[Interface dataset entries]

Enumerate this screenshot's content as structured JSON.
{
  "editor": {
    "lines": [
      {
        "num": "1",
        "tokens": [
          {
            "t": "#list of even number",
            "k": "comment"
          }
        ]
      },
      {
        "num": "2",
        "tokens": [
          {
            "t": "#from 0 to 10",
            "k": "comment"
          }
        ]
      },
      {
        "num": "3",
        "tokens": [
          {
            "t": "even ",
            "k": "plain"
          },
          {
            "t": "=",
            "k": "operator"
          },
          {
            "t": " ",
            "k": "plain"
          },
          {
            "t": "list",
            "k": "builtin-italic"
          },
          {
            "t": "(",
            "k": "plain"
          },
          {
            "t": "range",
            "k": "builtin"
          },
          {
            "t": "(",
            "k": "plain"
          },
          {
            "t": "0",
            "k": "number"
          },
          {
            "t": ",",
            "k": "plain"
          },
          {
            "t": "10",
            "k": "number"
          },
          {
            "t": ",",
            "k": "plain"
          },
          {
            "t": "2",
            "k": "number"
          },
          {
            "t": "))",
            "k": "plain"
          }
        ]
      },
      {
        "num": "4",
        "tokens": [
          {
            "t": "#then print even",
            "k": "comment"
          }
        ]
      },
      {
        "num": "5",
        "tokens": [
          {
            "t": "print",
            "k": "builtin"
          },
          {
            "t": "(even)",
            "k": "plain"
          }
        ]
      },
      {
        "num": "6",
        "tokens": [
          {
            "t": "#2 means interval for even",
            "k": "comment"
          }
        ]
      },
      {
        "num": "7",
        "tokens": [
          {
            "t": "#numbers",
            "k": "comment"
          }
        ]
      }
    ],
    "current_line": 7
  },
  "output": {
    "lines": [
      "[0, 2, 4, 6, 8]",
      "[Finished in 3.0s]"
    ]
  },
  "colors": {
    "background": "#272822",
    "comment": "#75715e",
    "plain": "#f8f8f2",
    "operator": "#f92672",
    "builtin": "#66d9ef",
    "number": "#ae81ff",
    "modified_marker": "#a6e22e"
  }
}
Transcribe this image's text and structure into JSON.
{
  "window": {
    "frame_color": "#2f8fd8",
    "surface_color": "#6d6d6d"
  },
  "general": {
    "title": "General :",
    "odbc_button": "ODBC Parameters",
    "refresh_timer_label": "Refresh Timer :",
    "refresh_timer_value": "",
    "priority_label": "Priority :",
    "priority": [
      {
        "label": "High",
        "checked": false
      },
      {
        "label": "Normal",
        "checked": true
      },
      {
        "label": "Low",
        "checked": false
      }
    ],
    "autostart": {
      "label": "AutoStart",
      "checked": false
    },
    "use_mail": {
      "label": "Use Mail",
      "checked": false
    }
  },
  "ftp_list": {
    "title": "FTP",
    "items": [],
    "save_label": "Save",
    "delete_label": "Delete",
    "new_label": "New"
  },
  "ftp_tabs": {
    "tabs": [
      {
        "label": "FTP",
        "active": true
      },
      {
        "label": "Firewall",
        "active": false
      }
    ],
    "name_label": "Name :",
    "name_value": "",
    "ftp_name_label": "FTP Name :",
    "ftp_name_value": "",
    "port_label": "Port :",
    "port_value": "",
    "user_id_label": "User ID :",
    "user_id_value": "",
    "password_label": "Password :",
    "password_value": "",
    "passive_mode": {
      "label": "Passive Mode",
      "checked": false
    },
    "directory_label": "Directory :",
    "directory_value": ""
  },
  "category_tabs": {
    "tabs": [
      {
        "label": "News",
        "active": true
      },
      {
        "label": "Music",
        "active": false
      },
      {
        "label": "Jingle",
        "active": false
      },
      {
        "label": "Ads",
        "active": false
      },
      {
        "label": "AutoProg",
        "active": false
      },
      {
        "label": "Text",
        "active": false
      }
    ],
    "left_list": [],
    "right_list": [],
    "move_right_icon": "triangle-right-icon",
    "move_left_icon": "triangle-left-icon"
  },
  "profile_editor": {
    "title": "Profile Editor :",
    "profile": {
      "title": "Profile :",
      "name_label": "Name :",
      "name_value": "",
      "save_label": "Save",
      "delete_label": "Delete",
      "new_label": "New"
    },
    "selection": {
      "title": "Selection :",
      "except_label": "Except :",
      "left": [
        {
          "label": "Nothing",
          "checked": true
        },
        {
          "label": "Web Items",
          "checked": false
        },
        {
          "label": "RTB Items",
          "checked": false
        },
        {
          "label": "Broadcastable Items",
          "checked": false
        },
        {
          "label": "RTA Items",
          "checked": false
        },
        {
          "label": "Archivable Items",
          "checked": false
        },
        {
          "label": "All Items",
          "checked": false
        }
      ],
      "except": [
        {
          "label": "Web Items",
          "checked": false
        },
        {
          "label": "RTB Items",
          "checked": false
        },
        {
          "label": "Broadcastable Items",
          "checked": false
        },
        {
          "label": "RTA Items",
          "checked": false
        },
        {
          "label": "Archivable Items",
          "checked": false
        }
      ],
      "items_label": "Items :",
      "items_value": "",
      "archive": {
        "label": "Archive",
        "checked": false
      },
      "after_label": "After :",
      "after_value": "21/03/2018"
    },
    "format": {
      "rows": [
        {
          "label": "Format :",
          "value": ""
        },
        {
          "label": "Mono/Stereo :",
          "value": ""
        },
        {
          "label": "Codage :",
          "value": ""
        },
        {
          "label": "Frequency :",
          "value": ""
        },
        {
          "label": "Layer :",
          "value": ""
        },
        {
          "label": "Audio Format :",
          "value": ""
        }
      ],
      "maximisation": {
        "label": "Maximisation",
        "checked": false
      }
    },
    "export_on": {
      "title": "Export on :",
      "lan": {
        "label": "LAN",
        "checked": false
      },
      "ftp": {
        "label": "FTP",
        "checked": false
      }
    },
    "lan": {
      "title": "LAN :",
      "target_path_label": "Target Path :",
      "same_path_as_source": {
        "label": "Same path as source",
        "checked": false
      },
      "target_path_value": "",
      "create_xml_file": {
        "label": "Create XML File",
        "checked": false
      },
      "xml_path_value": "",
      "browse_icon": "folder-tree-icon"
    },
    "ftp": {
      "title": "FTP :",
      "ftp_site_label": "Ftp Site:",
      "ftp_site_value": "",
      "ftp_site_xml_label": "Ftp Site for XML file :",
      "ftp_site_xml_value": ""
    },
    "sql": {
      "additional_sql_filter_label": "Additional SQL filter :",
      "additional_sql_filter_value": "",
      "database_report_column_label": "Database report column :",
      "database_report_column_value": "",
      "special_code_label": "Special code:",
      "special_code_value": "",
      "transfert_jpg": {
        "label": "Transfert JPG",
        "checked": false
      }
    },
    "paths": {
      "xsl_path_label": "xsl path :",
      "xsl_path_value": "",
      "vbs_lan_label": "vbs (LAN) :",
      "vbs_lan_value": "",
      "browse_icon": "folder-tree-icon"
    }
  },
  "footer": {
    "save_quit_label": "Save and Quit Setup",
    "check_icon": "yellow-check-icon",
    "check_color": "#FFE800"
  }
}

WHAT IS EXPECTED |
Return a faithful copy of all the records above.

YOUR RESPONSE |
Enumerate this screenshot's content as structured JSON.
{
  "editor": {
    "lines": [
      {
        "num": "1",
        "tokens": [
          {
            "t": "#list of even number",
            "k": "comment"
          }
        ]
      },
      {
        "num": "2",
        "tokens": [
          {
            "t": "#from 0 to 10",
            "k": "comment"
          }
        ]
      },
      {
        "num": "3",
        "tokens": [
          {
            "t": "even ",
            "k": "plain"
          },
          {
            "t": "=",
            "k": "operator"
          },
          {
            "t": " ",
            "k": "plain"
          },
          {
            "t": "list",
            "k": "builtin-italic"
          },
          {
            "t": "(",
            "k": "plain"
          },
          {
            "t": "range",
            "k": "builtin"
          },
          {
            "t": "(",
            "k": "plain"
          },
          {
            "t": "0",
            "k": "number"
          },
          {
            "t": ",",
            "k": "plain"
          },
          {
            "t": "10",
            "k": "number"
          },
          {
            "t": ",",
            "k": "plain"
          },
          {
            "t": "2",
            "k": "number"
          },
          {
            "t": "))",
            "k": "plain"
          }
        ]
      },
      {
        "num": "4",
        "tokens": [
          {
            "t": "#then print even",
            "k": "comment"
          }
        ]
      },
      {
        "num": "5",
        "tokens": [
          {
            "t": "print",
            "k": "builtin"
          },
          {
            "t": "(even)",
            "k": "plain"
          }
        ]
      },
      {
        "num": "6",
        "tokens": [
          {
            "t": "#2 means interval for even",
            "k": "comment"
          }
        ]
      },
      {
        "num": "7",
        "tokens": [
          {
            "t": "#numbers",
            "k": "comment"
          }
        ]
      }
    ],
    "current_line": 7
  },
  "output": {
    "lines": [
      "[0, 2, 4, 6, 8]",
      "[Finished in 3.0s]"
    ]
  },
  "colors": {
    "background": "#272822",
    "comment": "#75715e",
    "plain": "#f8f8f2",
    "operator": "#f92672",
    "builtin": "#66d9ef",
    "number": "#ae81ff",
    "modified_marker": "#a6e22e"
  }
}
Transcribe this image's text and structure into JSON.
{
  "window": {
    "frame_color": "#2f8fd8",
    "surface_color": "#6d6d6d"
  },
  "general": {
    "title": "General :",
    "odbc_button": "ODBC Parameters",
    "refresh_timer_label": "Refresh Timer :",
    "refresh_timer_value": "",
    "priority_label": "Priority :",
    "priority": [
      {
        "label": "High",
        "checked": false
      },
      {
        "label": "Normal",
        "checked": true
      },
      {
        "label": "Low",
        "checked": false
      }
    ],
    "autostart": {
      "label": "AutoStart",
      "checked": false
    },
    "use_mail": {
      "label": "Use Mail",
      "checked": false
    }
  },
  "ftp_list": {
    "title": "FTP",
    "items": [],
    "save_label": "Save",
    "delete_label": "Delete",
    "new_label": "New"
  },
  "ftp_tabs": {
    "tabs": [
      {
        "label": "FTP",
        "active": true
      },
      {
        "label": "Firewall",
        "active": false
      }
    ],
    "name_label": "Name :",
    "name_value": "",
    "ftp_name_label": "FTP Name :",
    "ftp_name_value": "",
    "port_label": "Port :",
    "port_value": "",
    "user_id_label": "User ID :",
    "user_id_value": "",
    "password_label": "Password :",
    "password_value": "",
    "passive_mode": {
      "label": "Passive Mode",
      "checked": false
    },
    "directory_label": "Directory :",
    "directory_value": ""
  },
  "category_tabs": {
    "tabs": [
      {
        "label": "News",
        "active": true
      },
      {
        "label": "Music",
        "active": false
      },
      {
        "label": "Jingle",
        "active": false
      },
      {
        "label": "Ads",
        "active": false
      },
      {
        "label": "AutoProg",
        "active": false
      },
      {
        "label": "Text",
        "active": false
      }
    ],
    "left_list": [],
    "right_list": [],
    "move_right_icon": "triangle-right-icon",
    "move_left_icon": "triangle-left-icon"
  },
  "profile_editor": {
    "title": "Profile Editor :",
    "profile": {
      "title": "Profile :",
      "name_label": "Name :",
      "name_value": "",
      "save_label": "Save",
      "delete_label": "Delete",
      "new_label": "New"
    },
    "selection": {
      "title": "Selection :",
      "except_label": "Except :",
      "left": [
        {
          "label": "Nothing",
          "checked": true
        },
        {
          "label": "Web Items",
          "checked": false
        },
        {
          "label": "RTB Items",
          "checked": false
        },
        {
          "label": "Broadcastable Items",
          "checked": false
        },
        {
          "label": "RTA Items",
          "checked": false
        },
        {
          "label": "Archivable Items",
          "checked": false
        },
        {
          "label": "All Items",
          "checked": false
        }
      ],
      "except": [
        {
          "label": "Web Items",
          "checked": false
        },
        {
          "label": "RTB Items",
          "checked": false
        },
        {
          "label": "Broadcastable Items",
          "checked": false
        },
        {
          "label": "RTA Items",
          "checked": false
        },
        {
          "label": "Archivable Items",
          "checked": false
        }
      ],
      "items_label": "Items :",
      "items_value": "",
      "archive": {
        "label": "Archive",
        "checked": false
      },
      "after_label": "After :",
      "after_value": "21/03/2018"
    },
    "format": {
      "rows": [
        {
          "label": "Format :",
          "value": ""
        },
        {
          "label": "Mono/Stereo :",
          "value": ""
        },
        {
          "label": "Codage :",
          "value": ""
        },
        {
          "label": "Frequency :",
          "value": ""
        },
        {
          "label": "Layer :",
          "value": ""
        },
        {
          "label": "Audio Format :",
          "value": ""
        }
      ],
      "maximisation": {
        "label": "Maximisation",
        "checked": false
      }
    },
    "export_on": {
      "title": "Export on :",
      "lan": {
        "label": "LAN",
        "checked": false
      },
      "ftp": {
        "label": "FTP",
        "checked": false
      }
    },
    "lan": {
      "title": "LAN :",
      "target_path_label": "Target Path :",
      "same_path_as_source": {
        "label": "Same path as source",
        "checked": false
      },
      "target_path_value": "",
      "create_xml_file": {
        "label": "Create XML File",
        "checked": false
      },
      "xml_path_value": "",
      "browse_icon": "folder-tree-icon"
    },
    "ftp": {
      "title": "FTP :",
      "ftp_site_label": "Ftp Site:",
      "ftp_site_value": "",
      "ftp_site_xml_label": "Ftp Site for XML file :",
      "ftp_site_xml_value": ""
    },
    "sql": {
      "additional_sql_filter_label": "Additional SQL filter :",
      "additional_sql_filter_value": "",
      "database_report_column_label": "Database report column :",
      "database_report_column_value": "",
      "special_code_label": "Special code:",
      "special_code_value": "",
      "transfert_jpg": {
        "label": "Transfert JPG",
        "checked": false
      }
    },
    "paths": {
      "xsl_path_label": "xsl path :",
      "xsl_path_value": "",
      "vbs_lan_label": "vbs (LAN) :",
      "vbs_lan_value": "",
      "browse_icon": "folder-tree-icon"
    }
  },
  "footer": {
    "save_quit_label": "Save and Quit Setup",
    "check_icon": "yellow-check-icon",
    "check_color": "#FFE800"
  }
}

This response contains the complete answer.